During his visit to Bronx Delta, Mayor Adams also had a chance to partake in vegan Friday — part of his initiative to promote healthier eating among students. The premise of vegan Fridays makes sense: introducing children to healthy food options at a young age in hopes that they will make healthier eating decisions as they grow. However, as one Twitter user put it, “All vegan Fridays are not created equal.”
One of the mayor’s staff members, Rachel Atcheson, shared a photo on Twitter of Adams sitting at a table with Bronx Delta students alongside photos of a colorful salad bar and appetizing plate of food. But several users replied to the Tweet with photos of their children’s actual school lunch, which looked nothing like the colorful plates being shared. One teacher shared a photo of a sloppy plate of pasta with tomato sauce, a side of chickpeas, two pieces of cauliflower and a single sad piece of broccoli. “This was what my students were served. There is no salad bar. I dread Fridays because the students leave hungry and upset. As a citywide special ed school, many do not get off the bus until 5:30 p.m. This may be the last meal of the weekend,” she shared.

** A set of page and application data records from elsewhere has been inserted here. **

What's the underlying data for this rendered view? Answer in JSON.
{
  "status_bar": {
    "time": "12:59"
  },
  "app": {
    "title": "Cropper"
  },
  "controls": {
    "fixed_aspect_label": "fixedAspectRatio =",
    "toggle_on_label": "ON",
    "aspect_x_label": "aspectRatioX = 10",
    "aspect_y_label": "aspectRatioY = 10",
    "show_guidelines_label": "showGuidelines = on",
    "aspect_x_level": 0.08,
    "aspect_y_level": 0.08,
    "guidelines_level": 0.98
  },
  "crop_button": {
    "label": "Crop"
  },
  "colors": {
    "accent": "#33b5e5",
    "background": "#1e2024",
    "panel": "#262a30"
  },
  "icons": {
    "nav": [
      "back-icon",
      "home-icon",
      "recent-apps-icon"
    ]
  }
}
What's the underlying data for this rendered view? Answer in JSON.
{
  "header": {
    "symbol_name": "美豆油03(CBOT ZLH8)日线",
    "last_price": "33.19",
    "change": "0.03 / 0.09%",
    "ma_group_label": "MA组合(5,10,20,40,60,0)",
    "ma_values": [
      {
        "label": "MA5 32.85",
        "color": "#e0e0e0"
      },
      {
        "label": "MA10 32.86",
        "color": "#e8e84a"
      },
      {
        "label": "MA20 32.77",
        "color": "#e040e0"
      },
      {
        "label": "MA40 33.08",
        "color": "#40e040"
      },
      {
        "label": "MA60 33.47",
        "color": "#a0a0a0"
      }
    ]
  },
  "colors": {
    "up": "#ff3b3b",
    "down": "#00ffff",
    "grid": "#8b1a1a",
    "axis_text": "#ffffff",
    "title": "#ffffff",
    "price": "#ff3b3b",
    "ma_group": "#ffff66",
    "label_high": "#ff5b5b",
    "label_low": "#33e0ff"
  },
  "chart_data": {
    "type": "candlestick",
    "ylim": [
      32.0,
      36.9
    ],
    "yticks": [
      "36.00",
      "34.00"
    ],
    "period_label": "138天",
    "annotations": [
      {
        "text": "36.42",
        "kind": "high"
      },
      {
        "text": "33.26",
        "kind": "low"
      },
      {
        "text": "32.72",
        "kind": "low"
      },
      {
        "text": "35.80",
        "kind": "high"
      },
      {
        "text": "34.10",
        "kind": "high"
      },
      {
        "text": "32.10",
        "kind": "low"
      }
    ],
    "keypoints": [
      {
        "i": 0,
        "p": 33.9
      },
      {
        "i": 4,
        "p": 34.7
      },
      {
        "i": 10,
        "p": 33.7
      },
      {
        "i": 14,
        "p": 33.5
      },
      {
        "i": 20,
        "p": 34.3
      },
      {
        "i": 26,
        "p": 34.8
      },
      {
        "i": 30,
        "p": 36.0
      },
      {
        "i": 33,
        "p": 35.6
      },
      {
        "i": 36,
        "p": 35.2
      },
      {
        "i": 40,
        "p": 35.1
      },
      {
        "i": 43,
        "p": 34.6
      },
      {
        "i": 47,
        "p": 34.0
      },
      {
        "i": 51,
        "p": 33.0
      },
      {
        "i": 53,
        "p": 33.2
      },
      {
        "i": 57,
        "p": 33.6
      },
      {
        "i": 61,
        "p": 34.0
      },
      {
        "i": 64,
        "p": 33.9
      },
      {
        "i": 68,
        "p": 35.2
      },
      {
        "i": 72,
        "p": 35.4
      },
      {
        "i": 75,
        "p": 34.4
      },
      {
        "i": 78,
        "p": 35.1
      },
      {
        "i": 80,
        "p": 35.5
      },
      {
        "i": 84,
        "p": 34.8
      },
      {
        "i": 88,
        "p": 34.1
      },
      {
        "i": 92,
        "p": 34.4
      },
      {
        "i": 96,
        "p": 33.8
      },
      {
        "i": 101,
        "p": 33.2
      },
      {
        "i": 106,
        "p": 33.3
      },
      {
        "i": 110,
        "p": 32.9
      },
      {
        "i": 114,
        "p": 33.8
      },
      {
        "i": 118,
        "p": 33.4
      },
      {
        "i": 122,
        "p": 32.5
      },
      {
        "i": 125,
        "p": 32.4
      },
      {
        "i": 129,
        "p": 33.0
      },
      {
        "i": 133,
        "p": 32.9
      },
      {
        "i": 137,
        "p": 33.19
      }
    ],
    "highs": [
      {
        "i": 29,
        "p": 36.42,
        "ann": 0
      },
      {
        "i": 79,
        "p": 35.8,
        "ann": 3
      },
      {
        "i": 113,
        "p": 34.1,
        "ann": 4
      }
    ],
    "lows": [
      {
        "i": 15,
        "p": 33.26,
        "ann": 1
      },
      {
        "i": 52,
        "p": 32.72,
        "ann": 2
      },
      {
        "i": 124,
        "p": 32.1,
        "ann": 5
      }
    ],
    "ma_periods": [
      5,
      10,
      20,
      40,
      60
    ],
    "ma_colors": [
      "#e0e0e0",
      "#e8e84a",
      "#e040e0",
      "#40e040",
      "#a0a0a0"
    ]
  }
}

So what is the issue? The principal at my youngest daughter’s school told us that the first vegan Friday back in February was a complete fail because the cafeteria staff did not receive all of the ingredients in time to create the planned dish. The result? A plate containing only … beans. And the peanut butter and jelly sandwich option that the DOE claims is available? Our school is nut-free due to allergies, so that’s out also. Luckily, my 10-year-old likes hummus and has eaten the heart-shaped pretzels with hummus offered as a meal when she doesn’t like the day’s lunch.
How has your child’s school been with their vegan Friday meals? Tweet us at @The_Unmuted and tag @nycschools so the DOE is aware of any issues with food inventory.